MARSH: Like with all shopper marketing programs, KPIs vary depending on the program objective. However, the critical components for all of our programs are ensuring there is a win-win-win for the retailer, the shopper and the brand simultaneously.
How has the emergence of the omnichannel shopper influenced your overall approach to merchandising?
MARSH: The omnichannel shopper continues to keep us on our toes and constantly evolve our go-to-market plans to ensure we intersect them at the conversion opportunity. It has made the work of delivering on in-store experience more critical than ever.
What are the important characteristics of a mutually beneficial merchandising collaboration between a manufacturer and retailer?
MARSH: Alignment to plans that support category and brand growth while laddering up to the strategies of both companies.
How has merchandising changed recently?
MARSH: Within the last year, I have recognized more openness from retailers to try something different in-store beyond traditional grocery runs, gondolas and adjacencies.
What trends are happening now?
MARSH: We see many retailers testing new concepts and ideas with some moving toward disruptive nontraditional floor pad designs and traffic flows. As the brick-and-mortar and e-commerce spaces begin to blur and blend together, I see many retailers starting to integrate technology with in-store merchandising to continue to stay relevant in this rapidly changing space. It is a very exciting time to be in this industry and to be a part of history as things evolve.
What role do you foresee the physical store playing in the future?
MARSH: It is not just the physical store to me. Rather, it is the human, sensorial, emotionally connected experience within the physical store space that has become increasingly more important. I think of grocery in this space as most critical. Food is sensorial and tactile. We have a responsibility to balance getting the experience right while allowing the shopper to explore, with organizing the traffic patterns in store in such a way that allows them to quickly find what they want so they have more time to explore and potentially add to the basket.

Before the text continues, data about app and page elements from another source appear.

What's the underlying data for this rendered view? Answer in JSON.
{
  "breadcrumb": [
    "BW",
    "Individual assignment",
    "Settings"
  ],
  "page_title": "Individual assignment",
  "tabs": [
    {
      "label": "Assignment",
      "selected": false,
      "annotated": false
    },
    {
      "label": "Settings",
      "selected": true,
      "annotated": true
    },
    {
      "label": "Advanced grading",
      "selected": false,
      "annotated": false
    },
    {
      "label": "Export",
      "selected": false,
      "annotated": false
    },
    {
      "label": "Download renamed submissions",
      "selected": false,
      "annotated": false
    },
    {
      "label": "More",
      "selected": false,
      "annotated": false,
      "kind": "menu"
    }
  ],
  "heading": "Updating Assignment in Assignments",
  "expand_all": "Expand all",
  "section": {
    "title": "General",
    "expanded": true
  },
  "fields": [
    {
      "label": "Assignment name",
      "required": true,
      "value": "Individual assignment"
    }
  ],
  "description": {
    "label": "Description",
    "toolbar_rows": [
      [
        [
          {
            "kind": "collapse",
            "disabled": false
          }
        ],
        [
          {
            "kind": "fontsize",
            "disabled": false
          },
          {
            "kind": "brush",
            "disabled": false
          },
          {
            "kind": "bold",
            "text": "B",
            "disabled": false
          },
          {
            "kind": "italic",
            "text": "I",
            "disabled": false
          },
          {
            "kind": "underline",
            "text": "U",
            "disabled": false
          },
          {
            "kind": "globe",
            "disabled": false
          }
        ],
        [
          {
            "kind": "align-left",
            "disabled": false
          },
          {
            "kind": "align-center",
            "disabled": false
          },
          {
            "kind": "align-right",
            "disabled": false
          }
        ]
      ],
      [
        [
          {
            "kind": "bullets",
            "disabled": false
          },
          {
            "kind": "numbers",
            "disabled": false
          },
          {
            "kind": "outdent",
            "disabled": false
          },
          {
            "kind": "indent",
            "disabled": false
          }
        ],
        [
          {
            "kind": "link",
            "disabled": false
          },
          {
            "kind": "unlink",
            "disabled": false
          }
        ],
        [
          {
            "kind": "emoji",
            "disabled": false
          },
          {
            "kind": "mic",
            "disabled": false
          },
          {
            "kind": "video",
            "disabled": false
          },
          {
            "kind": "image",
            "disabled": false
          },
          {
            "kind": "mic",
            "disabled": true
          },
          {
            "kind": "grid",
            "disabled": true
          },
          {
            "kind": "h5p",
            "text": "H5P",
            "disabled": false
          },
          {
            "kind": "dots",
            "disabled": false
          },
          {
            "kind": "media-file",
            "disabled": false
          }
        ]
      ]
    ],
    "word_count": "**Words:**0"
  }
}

MARSH: The most successful merchandising of my career has been within the last few years when I have been able to see such strong partnerships across several retailers. It has worked best when my team and I have been able to roll up our sleeves with the retailers and problem solve with them. We diagnose challenges and develop solutions to grow the category through changing their in-store experiences. We have co-designed solutions that fit seamlessly within their in-store environment from a design standpoint yet are disruptive just enough to create a cause for pause in the shopper’s journey. This pause is enough to encourage the shopper to explore the category in a new and different way, thus driving engagement and ultimately category growth.
MARSH: My most recent successes have been through retailer collaborations to address flat-to-negative category numbers for the first time in years. Through proprietary research our team identified shopper challenges and began to put together merchandising solutions. To solve the challenges, I hosted several workshops with the retailers where our cross-functional teams dug deep into the issues. We co-designed the right merchandising solution for the shopper bringing in lighting elements, coffee shop-inspired design elements, kitchen countertops and coffee shop recipes to inspire shoppers. We had so much fun in these sessions, with the key being that we always focused on the shopper’s problem to solve and had our full cross-functional teams working fluidly together.
Our solution led to returned category growth and strong brand growth. Not only that, it also led to improved retailer perceptions indicating just how important in-store experiences are to shoppers. This was some of the most rewarding work I have ever done for three reasons – the retailer’s growth, the brand growth and ultimately, to hear the shopper tell us how much they liked these in-store experiences and how it hit directly on the brief of the shopper problem to solve.